Creation of Appropriate Situation:
In order to create curiosity in demonstration among students creation of an appropriate situation is necessary. The appropriate physical situation with proper aids, instruments, diagrams, gestures, movements, etc should be created to convey the idea. Therefore, sequentially showing the learning material is always better than demonstrating all the materials together. For effective teaching effective environment is essential for demonstration.
Adequacy of Manipulative Skills:
In order to make the demonstration effect, the teacher should have proper manipulative skills such as proper handling of apparatus, instruments, equipment, etc in experimenting. The teacher should have adequate manipulative skills. Inadequate demonstrative skills would certainly result in creating distrust in the minds of the learners about the teacher’s competency in demonstrating materials. So, the teacher should acquire manipulative skills related to the demonstrating materials before the demonstration.

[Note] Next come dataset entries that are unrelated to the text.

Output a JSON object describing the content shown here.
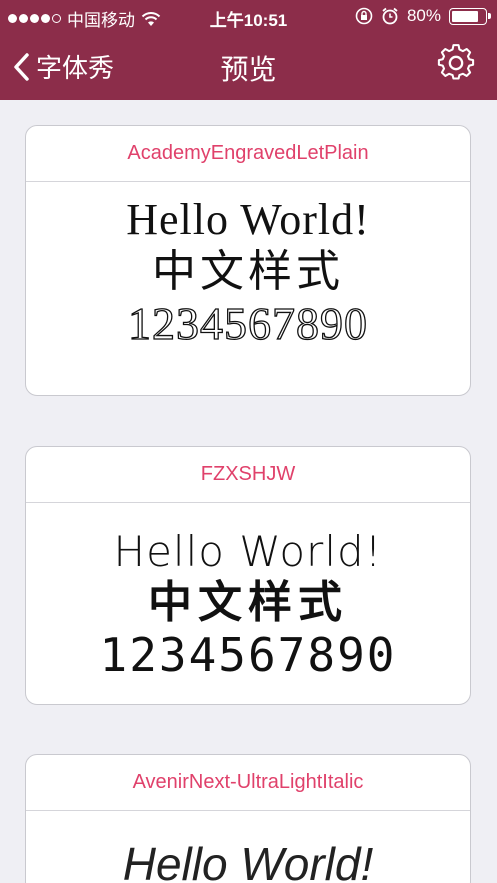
{
  "status_bar": {
    "carrier": "中国移动",
    "time": "上午10:51",
    "battery_percent": "80%",
    "signal_icon": "signal-dots-icon",
    "wifi_icon": "wifi-icon",
    "lock_icon": "rotation-lock-icon",
    "alarm_icon": "alarm-icon"
  },
  "nav": {
    "back_label": "字体秀",
    "title": "预览",
    "settings_icon": "gear-icon",
    "bar_color": "#8c2d4a"
  },
  "accent_color": "#e0416b",
  "cards": [
    {
      "font_name": "AcademyEngravedLetPlain",
      "line1": "Hello World!",
      "line2": "中文样式",
      "line3": "1234567890"
    },
    {
      "font_name": "FZXSHJW",
      "line1": "Hello World!",
      "line2": "中文样式",
      "line3": "1234567890"
    },
    {
      "font_name": "AvenirNext-UltraLightItalic",
      "line1": "Hello World!"
    }
  ]
}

Here appropriateness implies that the concept, idea, and teaching point should be suitable to the age, class, and abilities of the learners. It must form an equilibrium stage where objectives of demonstration should always reflect the objective of the subject matter. If the teacher demonstrates a complex experiment in the lower class and demonstrates an easy experiment and showing a very simple chart in the higher class then it is not appropriate.

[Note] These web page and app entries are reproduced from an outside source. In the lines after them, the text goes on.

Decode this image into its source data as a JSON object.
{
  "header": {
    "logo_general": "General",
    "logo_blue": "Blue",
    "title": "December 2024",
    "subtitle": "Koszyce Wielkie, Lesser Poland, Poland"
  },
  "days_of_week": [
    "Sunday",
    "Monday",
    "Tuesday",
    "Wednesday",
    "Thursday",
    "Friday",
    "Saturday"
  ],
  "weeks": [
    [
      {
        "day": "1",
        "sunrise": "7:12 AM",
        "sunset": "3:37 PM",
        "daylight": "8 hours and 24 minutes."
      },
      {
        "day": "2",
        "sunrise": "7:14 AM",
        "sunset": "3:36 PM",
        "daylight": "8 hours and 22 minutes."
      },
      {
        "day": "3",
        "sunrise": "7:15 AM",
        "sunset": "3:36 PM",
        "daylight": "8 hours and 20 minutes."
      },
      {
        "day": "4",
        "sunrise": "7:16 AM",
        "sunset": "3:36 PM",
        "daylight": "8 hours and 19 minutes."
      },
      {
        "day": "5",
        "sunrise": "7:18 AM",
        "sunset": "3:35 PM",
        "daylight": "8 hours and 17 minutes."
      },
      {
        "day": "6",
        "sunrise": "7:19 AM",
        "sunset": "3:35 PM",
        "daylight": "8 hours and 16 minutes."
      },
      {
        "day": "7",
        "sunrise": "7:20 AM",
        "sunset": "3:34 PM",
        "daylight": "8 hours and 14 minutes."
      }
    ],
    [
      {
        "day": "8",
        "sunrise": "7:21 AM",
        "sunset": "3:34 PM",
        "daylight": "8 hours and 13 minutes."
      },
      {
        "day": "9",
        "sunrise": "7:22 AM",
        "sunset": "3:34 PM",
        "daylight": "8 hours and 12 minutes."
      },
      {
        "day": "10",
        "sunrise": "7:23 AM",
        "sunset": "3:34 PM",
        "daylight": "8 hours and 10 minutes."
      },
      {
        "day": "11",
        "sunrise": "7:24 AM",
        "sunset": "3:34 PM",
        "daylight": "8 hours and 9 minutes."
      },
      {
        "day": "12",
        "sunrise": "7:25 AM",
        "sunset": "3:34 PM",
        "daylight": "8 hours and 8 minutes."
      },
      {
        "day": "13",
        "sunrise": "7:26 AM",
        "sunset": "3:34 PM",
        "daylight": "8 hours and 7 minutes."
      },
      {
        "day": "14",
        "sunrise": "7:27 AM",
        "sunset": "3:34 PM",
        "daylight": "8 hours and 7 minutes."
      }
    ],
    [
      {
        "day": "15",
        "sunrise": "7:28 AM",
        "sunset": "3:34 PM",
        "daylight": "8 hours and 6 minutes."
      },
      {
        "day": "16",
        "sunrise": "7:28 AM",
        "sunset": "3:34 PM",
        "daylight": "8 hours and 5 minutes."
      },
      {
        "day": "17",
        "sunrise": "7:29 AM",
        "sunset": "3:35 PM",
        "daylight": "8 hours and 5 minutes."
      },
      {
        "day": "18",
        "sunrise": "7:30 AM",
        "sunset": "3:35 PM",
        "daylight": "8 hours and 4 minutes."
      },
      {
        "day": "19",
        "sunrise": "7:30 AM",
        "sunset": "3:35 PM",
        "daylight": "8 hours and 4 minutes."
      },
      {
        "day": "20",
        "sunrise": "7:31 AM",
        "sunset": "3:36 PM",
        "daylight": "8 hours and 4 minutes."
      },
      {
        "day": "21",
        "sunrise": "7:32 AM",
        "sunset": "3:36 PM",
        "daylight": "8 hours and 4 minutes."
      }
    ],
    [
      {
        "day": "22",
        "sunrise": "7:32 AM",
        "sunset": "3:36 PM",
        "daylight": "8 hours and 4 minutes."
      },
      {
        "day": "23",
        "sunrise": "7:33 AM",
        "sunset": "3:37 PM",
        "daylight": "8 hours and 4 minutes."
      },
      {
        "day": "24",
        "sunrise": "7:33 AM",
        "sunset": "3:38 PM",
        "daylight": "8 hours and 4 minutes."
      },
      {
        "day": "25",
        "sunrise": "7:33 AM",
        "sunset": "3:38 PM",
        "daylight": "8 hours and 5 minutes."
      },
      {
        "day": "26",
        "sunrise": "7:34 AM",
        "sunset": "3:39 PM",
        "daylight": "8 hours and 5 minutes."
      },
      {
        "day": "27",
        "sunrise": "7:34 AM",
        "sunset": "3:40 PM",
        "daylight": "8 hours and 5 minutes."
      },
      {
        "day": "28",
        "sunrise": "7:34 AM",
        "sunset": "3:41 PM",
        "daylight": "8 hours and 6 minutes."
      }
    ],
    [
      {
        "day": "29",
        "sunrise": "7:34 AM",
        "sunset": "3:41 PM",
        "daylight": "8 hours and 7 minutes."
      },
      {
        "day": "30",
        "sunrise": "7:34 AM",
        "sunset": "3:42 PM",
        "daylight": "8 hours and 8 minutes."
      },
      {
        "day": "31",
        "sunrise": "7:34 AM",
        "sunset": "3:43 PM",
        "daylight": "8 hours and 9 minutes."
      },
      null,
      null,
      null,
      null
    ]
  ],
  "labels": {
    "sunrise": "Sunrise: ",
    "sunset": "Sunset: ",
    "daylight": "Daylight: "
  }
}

The teacher’s involvement in the demonstration should be followed by the pupil’s active participation in the demonstration. One main objective of demonstration for conducting experiments in the classroom is to provide an opportunity for learning by doing. One way to facilitate pupil’s involvement in the demonstration is by putting relevant questions to them. In some demonstrations (like showing charts and maps) there is no such opportunity for involving students to learn by doing activities. In such cases, the teacher should involve students to identify different places and positions in maps and charts.
With the help of the learners, the teacher should consolidate the main points in terms of rules, principles, laws, theory, etc. In the demonstration, the teacher tries to consolidate the learning into a real picture before students by asking various why and how type questions step-wise. To clear the real picture the teacher should write the main points on the blackboard accordingly. As soon as the demonstration comes to an end and the teacher should write the generalization point on the blackboard.
For demonstration, the teacher should follow the Learner- Centric approach (Heuristic approach). The teacher should involve the students as a minute observer from the beginning of the demonstration. Because, it gives the individual learner a chance to involve cognitively in the demonstration and take responsibility for his progress with the freedom to start, stop and pace himself at will.